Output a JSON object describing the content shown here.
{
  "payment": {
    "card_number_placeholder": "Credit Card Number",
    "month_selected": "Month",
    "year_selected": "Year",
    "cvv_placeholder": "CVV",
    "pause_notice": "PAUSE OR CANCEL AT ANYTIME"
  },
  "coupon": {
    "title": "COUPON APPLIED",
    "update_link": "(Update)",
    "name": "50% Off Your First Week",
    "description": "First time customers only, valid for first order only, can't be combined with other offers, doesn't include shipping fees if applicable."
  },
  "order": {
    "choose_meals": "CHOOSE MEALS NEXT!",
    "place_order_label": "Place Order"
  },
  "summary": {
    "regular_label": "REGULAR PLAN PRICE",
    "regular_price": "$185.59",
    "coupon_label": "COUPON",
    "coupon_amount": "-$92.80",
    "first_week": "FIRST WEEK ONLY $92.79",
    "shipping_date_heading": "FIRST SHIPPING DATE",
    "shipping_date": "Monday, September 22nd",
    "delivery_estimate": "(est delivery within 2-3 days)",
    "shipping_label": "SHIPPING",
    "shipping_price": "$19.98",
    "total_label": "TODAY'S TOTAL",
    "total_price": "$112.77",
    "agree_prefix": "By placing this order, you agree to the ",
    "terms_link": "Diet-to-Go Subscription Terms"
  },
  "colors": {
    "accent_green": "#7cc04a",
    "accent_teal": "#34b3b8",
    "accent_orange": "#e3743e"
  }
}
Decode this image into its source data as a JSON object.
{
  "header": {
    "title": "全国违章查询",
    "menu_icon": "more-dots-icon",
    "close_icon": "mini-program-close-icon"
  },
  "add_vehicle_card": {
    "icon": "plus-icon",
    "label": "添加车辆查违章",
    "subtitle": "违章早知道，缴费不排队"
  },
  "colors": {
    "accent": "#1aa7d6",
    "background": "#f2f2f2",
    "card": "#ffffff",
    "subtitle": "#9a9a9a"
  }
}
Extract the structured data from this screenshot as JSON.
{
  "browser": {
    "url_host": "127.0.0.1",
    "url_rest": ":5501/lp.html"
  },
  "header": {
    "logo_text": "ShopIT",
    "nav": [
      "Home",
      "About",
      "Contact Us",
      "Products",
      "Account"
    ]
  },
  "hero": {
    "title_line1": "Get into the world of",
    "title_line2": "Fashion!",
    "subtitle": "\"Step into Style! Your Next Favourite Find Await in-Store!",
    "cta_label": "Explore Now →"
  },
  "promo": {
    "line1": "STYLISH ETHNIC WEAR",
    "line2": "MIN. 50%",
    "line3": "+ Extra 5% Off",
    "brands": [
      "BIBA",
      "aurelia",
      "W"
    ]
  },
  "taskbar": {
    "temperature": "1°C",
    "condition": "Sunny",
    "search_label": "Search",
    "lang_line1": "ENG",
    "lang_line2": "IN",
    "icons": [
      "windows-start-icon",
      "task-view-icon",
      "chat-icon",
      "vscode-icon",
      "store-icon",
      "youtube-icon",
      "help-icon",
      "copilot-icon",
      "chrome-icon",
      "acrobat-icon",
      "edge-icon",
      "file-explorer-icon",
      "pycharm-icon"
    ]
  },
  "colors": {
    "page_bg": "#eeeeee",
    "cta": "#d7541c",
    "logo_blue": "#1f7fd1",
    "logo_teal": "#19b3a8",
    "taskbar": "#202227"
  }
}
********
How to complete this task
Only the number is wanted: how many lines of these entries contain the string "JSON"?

Exercise result
3